Provided material:
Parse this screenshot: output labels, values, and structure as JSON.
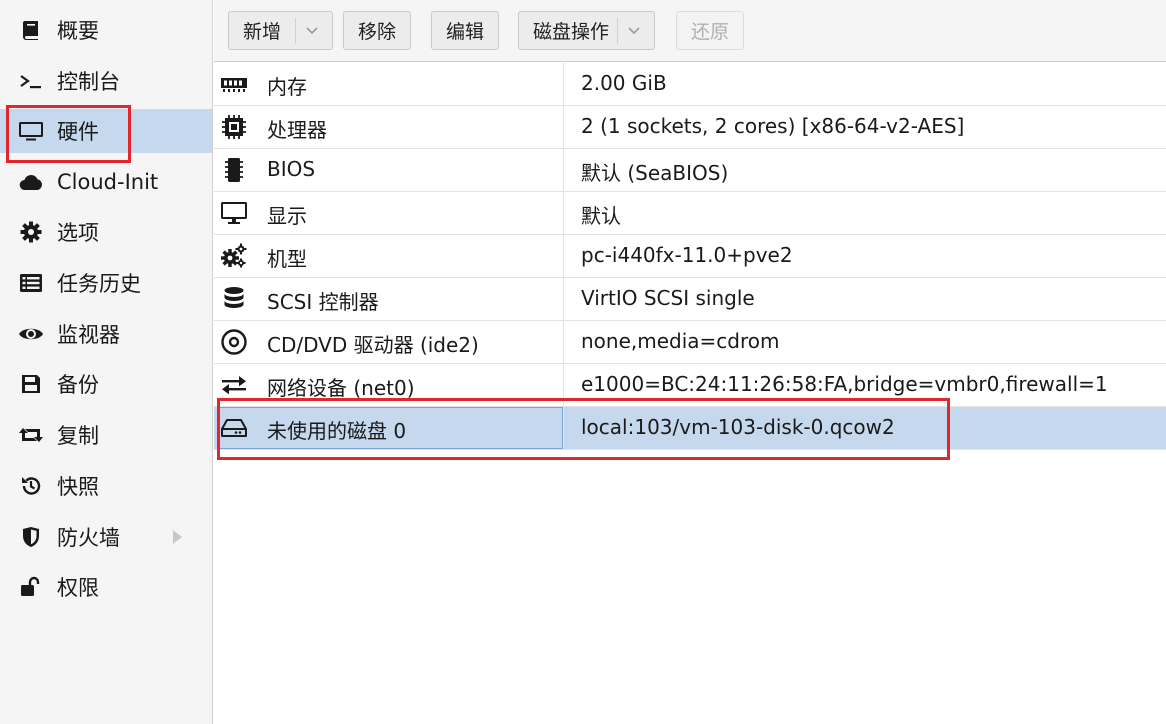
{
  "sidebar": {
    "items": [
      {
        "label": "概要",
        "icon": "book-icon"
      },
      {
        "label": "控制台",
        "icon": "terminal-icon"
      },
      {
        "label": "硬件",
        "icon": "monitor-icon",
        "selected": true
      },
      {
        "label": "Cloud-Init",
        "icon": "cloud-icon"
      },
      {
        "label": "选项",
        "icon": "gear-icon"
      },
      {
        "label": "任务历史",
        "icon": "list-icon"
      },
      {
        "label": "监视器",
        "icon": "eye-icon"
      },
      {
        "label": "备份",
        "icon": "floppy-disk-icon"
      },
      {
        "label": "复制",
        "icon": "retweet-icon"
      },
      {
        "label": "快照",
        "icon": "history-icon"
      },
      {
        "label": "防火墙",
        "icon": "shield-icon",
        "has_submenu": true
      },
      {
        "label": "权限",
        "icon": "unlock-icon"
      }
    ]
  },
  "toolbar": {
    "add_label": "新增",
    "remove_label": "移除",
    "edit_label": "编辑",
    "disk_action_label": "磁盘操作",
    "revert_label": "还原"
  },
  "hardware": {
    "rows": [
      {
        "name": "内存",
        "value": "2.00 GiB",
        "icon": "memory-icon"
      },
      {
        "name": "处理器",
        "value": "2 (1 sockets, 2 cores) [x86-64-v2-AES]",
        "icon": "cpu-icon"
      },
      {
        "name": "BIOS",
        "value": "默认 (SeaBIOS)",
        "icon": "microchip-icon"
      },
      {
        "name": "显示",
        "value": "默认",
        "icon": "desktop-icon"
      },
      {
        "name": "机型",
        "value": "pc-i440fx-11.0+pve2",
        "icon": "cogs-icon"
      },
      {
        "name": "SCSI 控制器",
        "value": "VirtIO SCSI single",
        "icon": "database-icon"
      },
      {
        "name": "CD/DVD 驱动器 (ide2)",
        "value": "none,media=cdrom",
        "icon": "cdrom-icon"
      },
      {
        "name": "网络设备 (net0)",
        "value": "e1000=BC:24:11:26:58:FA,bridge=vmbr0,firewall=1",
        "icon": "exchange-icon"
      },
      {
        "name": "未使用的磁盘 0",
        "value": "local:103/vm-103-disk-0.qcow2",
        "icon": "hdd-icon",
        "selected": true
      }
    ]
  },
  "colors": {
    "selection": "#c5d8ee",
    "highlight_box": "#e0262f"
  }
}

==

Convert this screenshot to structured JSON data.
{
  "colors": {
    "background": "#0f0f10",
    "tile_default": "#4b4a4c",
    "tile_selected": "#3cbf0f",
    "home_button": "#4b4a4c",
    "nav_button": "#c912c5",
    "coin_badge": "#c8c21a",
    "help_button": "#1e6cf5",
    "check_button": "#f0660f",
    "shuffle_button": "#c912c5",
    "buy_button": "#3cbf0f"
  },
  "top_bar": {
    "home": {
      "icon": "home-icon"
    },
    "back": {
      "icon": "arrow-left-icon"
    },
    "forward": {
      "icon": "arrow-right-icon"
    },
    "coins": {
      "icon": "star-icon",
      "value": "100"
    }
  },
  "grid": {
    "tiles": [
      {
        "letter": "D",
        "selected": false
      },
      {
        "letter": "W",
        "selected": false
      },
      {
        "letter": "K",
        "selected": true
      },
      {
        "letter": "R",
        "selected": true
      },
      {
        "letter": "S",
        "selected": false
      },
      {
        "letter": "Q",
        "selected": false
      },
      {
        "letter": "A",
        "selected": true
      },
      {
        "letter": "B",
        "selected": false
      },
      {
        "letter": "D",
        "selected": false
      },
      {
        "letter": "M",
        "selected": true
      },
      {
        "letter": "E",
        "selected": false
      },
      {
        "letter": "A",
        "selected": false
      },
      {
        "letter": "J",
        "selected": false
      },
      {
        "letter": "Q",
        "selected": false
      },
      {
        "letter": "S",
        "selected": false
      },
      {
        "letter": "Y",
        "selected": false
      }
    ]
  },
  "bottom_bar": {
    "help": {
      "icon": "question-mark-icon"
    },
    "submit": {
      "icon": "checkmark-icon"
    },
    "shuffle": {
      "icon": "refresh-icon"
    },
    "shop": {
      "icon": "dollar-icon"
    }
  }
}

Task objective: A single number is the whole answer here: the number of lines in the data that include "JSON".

Solution for this exercise: 2